As noted earlier, 32s came with a variety of engines. Gigi was fitted with a two-cylinder 15-horsepower Yanmar that performed brilliantly for more than 30,000 miles. We rarely motored at more than 5 knots but the engine was stingy with fuel, and we typically stretched our modest 12 gallons into 30 or 40 hours of motoring. Access is from behind the companionway and through a panel in the quarter cabin. Gigi, like most 32s, was fitted with a conventional stuffing box, including a grease gland, and a fixed two-bladed prop.

Under way
Contessa 32 voyages have been well documented but voyaging accounts don't dwell on handling characteristics. Simply put, the reason to buy a Contessa 32 is because it sails beautifully. The boat is close-winded, does not make leeway, never pounds in a chop, is fast with respect to a 24-foot waterline and handles extreme sea conditions. The boat is easy to daysail, exciting to race and cruises with a confidence few other boats can match.

Typically, most racers carry full sail until the wind tops 25 knots and deal with puffs by feathering the main. When cruising, shortening up sail results in a very well behaved boat in most conditions. Downwind sailing under spinnaker can be exciting. Most passagemakers report flying either a single or double poled out headsails in trades. Sailing from the Canary Islands to Antigua we poled out our 150 percent genoa and eased along at 6 knots day after day with little stress.

The 32 really shines in heavy going. Read Adlard Coles' classic book, Heavy Weather Sailing, for an account of how Assent handled the wild conditions that ultimately claimed 15 lives during the 1979 Fastnet Race disaster. We used similar tactics several times during our windward rounding of Cape Horn.

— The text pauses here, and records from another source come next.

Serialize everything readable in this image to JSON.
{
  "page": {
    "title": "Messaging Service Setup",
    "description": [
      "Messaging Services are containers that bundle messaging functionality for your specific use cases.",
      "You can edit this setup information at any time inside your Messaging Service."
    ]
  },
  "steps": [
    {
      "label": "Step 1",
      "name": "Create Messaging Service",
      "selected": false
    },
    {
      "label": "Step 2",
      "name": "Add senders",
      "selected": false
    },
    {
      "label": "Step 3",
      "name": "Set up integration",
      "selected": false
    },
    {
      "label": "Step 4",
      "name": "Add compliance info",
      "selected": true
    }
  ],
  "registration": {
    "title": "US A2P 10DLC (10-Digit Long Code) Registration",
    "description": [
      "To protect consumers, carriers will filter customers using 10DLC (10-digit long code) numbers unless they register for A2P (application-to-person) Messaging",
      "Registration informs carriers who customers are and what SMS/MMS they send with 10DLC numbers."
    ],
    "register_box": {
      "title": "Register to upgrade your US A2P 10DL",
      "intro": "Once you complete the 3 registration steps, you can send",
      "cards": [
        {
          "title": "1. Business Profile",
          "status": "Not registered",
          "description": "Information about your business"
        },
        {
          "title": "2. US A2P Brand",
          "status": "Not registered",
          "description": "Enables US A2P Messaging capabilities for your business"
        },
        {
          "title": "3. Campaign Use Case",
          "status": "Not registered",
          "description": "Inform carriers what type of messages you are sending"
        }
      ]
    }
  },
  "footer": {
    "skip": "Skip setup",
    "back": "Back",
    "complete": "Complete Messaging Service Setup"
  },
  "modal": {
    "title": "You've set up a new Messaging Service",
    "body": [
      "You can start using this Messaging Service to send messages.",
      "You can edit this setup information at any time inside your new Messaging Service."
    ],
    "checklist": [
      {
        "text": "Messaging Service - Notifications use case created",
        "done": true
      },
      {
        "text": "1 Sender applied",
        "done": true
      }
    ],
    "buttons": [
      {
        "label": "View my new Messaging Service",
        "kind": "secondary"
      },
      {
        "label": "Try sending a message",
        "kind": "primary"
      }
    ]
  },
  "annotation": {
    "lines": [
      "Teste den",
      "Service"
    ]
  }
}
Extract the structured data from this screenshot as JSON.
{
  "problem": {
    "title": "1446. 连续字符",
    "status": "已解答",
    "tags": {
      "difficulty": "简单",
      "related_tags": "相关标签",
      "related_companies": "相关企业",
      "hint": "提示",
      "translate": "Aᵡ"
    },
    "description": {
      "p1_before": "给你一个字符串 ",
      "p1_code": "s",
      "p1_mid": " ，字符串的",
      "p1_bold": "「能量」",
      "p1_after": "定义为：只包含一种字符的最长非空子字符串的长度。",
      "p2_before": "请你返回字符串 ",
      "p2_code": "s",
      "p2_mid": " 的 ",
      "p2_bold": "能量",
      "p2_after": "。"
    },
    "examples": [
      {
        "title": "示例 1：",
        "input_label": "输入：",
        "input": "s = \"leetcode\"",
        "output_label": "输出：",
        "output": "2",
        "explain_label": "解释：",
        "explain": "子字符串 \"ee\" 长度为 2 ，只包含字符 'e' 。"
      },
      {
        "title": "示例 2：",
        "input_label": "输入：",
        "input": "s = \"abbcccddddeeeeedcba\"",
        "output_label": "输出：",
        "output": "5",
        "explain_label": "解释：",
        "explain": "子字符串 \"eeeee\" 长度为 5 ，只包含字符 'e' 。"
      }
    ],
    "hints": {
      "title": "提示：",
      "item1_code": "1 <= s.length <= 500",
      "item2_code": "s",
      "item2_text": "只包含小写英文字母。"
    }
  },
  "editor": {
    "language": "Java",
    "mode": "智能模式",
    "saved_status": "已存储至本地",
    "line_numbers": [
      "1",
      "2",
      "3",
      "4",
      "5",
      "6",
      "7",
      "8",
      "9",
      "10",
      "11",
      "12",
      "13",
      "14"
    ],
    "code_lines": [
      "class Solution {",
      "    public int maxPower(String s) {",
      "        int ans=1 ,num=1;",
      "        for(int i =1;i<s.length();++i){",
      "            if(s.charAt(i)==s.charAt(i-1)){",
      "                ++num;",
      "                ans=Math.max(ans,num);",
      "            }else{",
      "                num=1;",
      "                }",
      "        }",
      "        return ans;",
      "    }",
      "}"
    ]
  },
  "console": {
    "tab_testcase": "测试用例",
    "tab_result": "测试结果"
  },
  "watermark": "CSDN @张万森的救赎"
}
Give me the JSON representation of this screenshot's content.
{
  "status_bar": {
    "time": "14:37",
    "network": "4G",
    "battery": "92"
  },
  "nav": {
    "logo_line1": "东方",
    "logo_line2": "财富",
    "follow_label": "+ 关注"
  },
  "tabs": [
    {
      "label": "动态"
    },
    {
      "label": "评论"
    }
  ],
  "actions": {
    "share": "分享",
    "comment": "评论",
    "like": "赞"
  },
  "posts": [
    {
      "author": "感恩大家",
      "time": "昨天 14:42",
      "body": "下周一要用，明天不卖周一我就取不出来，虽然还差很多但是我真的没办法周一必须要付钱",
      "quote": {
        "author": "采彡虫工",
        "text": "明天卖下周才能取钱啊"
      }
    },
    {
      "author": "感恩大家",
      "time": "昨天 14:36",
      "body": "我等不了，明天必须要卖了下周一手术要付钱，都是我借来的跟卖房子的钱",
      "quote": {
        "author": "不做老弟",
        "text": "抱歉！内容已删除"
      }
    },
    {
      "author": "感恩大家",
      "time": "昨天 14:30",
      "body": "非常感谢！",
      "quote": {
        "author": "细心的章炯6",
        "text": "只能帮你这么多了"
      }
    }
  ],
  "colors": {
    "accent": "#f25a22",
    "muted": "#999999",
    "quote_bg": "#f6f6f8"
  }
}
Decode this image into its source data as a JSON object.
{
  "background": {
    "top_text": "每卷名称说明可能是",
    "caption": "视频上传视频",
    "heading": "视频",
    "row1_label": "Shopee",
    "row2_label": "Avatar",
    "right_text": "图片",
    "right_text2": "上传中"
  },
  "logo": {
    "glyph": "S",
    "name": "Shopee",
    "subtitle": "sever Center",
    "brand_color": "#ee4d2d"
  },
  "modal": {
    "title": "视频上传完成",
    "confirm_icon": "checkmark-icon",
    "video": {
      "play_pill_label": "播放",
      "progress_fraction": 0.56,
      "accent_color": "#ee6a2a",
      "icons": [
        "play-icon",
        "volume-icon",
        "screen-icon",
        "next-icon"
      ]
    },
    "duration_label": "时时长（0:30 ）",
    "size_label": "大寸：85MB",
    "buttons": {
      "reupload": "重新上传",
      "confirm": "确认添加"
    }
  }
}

Prices for used Contessa 32s range from around $30,000 to $50,000. This is a small price to pay for a boat you can sail to the ends of the earth and back. However, like all boats, the 32 is a compromise. Its legendary seakeeping traits are offset by a lack of creature comforts. At the end of the day, the Contessa 32 is about sailing and nothing else and that's why it is a classic.